These sound combat devices, we will find them now in the West during certain events. Indeed, a device used today can disperse the dissatisfied crowd. His name: the LRAD. The same material used to dislodge Iraqi snipers. An extension will exist with the Beethoven which allows, for the modest sum of 680 euros, to broadcast high frequencies only perceptible for people under 25 years. This cleaning of young zonards is just one example. The sound barriers used against certain fish, or forest's animals, such as the use of a false shot to prevent the animals to not croos the vines, are now found in humans zones. A democratization of sound weapons is taking place. They are now found in an indeterminate balance between play, culture and war... On a larger scale, the concept of non-lethality has created an aesthetic of hygienisation behaviors, where sounds diffusions transform our spaces and play the borders.

The sound boundaries become
porous between the civilian
and the military industry,
between industry and war,
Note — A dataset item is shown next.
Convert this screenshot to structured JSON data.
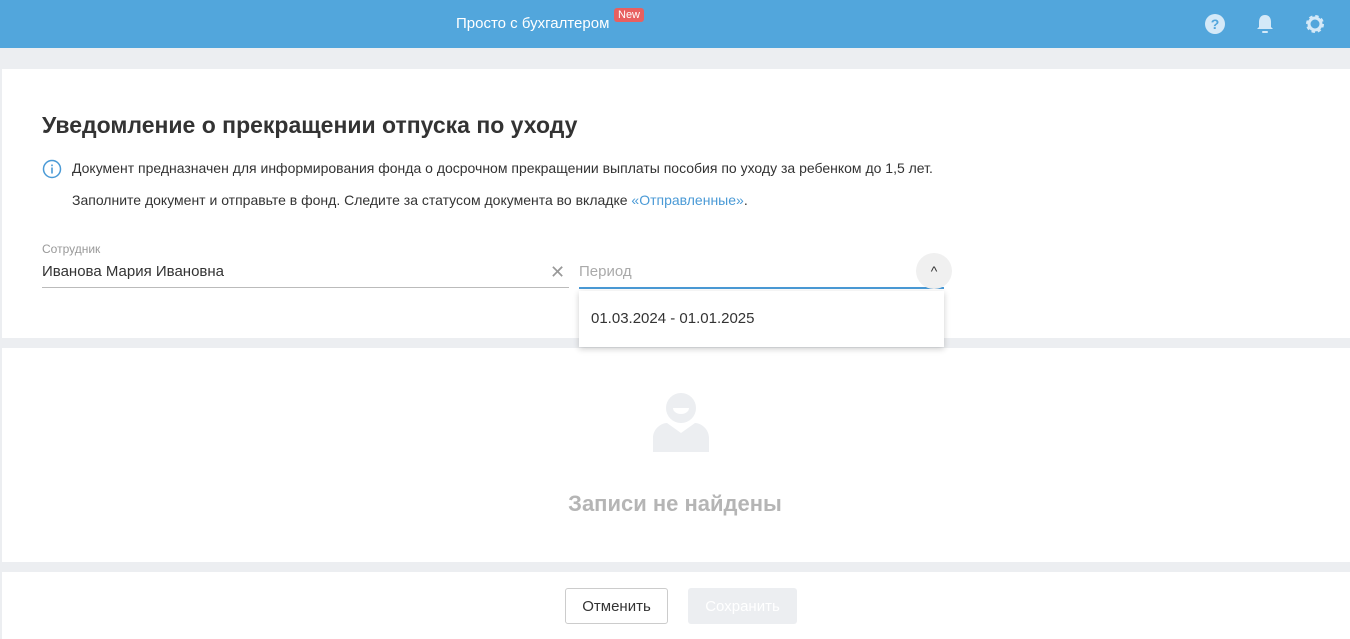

between consumption and
repression in order to clean
the public from policy

Invisible and actually present, these barriers reinforced with the peaks of technology will soon be unbreakable. Behind this usage is negotiated an internalized war of our operations. Any oppression, any dispute can be clean with speakers. Collective criticism breaks out to reconnect with the individual: be docile. The borders of European countries are equipping with this materials, putting all migration in the same basket. And inside it the publicity broadcasts disciple us for consumption. Countries are slowly becoming virtual and are sparing singular sound compositions. Everything is under control, the hulks are silent, the improbable does not happen anymore and life is happy in his cage where time is mastering. A little color on this palette wouldn't be too much. When nowadays the listening of our grounds is done more and more extinguished, where the sound system is normalized to let only the roar of the cars and the planes be heared, it is important to not let all these sounds define our soundscapes like vulgar compressed MP3. These sound barriers monopolize the feeling of being in an imminent danger. It must be discarded. Every morning you go to war without even knowing it. The use of the alarm is the responsible. The term comes from Italian language meaning the call to arms. When the alarm rings, we are more or less called to arms. And if it's the first Wednesday of the month we will hear the firemen's siren sound and spread the distress, or if we live near the airports that copulate faster than the humans during the baby boom period make us constantly reminded of a possible air raid...